Data about app and page elements
■ ■ ■ ■

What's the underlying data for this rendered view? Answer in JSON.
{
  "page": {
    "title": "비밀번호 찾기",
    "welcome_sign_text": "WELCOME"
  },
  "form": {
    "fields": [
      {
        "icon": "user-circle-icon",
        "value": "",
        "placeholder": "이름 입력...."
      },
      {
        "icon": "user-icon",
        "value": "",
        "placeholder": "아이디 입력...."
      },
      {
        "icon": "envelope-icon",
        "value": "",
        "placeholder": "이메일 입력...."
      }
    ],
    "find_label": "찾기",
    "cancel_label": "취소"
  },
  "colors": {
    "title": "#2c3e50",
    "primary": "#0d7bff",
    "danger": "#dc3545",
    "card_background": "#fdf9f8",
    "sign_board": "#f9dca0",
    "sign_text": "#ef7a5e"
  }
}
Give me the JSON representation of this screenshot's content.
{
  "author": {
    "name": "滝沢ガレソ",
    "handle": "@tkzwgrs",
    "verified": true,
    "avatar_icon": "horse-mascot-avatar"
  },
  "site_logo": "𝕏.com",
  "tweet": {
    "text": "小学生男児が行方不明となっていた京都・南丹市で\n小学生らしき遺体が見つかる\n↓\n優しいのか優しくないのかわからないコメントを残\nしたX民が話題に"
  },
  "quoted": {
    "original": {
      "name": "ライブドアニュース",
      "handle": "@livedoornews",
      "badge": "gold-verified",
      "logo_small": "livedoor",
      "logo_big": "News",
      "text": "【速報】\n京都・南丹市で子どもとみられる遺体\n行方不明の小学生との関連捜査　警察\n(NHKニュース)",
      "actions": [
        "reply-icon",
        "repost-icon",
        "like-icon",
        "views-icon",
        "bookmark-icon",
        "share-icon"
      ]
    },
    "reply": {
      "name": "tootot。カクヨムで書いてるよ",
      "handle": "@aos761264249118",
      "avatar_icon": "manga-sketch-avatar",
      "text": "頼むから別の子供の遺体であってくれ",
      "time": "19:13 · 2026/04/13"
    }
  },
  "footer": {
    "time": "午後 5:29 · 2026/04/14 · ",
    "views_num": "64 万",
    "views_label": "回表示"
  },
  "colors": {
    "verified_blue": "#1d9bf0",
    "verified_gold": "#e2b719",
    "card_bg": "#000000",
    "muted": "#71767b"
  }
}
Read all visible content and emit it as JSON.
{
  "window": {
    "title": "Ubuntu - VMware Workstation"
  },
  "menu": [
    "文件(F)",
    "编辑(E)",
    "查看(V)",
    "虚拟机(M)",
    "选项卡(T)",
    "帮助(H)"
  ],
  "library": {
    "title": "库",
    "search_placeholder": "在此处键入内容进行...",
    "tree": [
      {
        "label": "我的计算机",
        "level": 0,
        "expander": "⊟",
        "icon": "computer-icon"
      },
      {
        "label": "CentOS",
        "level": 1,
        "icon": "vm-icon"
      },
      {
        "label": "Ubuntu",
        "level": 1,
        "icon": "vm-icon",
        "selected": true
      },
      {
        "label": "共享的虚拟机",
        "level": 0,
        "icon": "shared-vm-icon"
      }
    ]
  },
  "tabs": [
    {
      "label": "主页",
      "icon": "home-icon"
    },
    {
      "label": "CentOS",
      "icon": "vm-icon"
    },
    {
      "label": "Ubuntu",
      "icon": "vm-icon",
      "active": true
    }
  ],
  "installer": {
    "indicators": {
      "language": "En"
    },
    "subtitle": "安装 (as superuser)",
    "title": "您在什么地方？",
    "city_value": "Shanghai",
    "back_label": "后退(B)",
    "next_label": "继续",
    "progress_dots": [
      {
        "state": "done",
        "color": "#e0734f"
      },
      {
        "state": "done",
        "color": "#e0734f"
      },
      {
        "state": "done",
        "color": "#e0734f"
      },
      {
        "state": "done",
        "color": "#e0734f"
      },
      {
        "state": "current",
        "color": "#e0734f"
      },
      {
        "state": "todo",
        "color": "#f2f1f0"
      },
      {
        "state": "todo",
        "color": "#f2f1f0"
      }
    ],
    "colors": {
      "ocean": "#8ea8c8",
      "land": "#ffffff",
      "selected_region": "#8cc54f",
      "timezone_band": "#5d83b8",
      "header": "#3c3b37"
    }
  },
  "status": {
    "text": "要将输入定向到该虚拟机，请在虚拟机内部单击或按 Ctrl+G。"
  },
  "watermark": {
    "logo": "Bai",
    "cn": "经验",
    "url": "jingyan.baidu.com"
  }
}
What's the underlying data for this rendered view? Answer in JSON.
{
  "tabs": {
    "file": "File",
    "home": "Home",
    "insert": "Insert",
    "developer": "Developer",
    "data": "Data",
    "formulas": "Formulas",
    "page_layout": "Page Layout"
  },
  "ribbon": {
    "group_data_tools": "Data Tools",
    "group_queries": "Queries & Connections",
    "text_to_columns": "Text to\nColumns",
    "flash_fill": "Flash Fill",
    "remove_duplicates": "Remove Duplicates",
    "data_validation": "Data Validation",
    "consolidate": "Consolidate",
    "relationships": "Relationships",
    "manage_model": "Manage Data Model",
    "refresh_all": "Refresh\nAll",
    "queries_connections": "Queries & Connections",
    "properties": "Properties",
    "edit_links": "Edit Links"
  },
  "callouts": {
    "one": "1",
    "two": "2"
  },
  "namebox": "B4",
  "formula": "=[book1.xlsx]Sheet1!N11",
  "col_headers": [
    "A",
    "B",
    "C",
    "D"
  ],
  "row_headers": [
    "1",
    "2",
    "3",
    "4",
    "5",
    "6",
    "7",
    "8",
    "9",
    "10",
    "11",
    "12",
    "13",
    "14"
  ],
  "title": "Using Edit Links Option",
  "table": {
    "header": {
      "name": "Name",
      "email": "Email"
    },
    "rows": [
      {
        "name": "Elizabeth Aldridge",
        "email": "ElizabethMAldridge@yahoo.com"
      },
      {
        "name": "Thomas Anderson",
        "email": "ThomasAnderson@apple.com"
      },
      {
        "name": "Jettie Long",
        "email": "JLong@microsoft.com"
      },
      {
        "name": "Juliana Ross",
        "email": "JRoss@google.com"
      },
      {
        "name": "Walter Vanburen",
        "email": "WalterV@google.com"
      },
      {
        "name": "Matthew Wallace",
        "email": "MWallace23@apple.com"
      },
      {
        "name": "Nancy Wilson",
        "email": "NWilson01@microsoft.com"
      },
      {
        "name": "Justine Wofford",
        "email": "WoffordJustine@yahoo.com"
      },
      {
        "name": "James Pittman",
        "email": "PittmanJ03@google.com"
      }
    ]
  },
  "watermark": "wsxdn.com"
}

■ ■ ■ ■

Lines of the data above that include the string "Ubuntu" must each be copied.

    "title": "Ubuntu - VMware Workstation"
        "label": "Ubuntu",
      "label": "Ubuntu",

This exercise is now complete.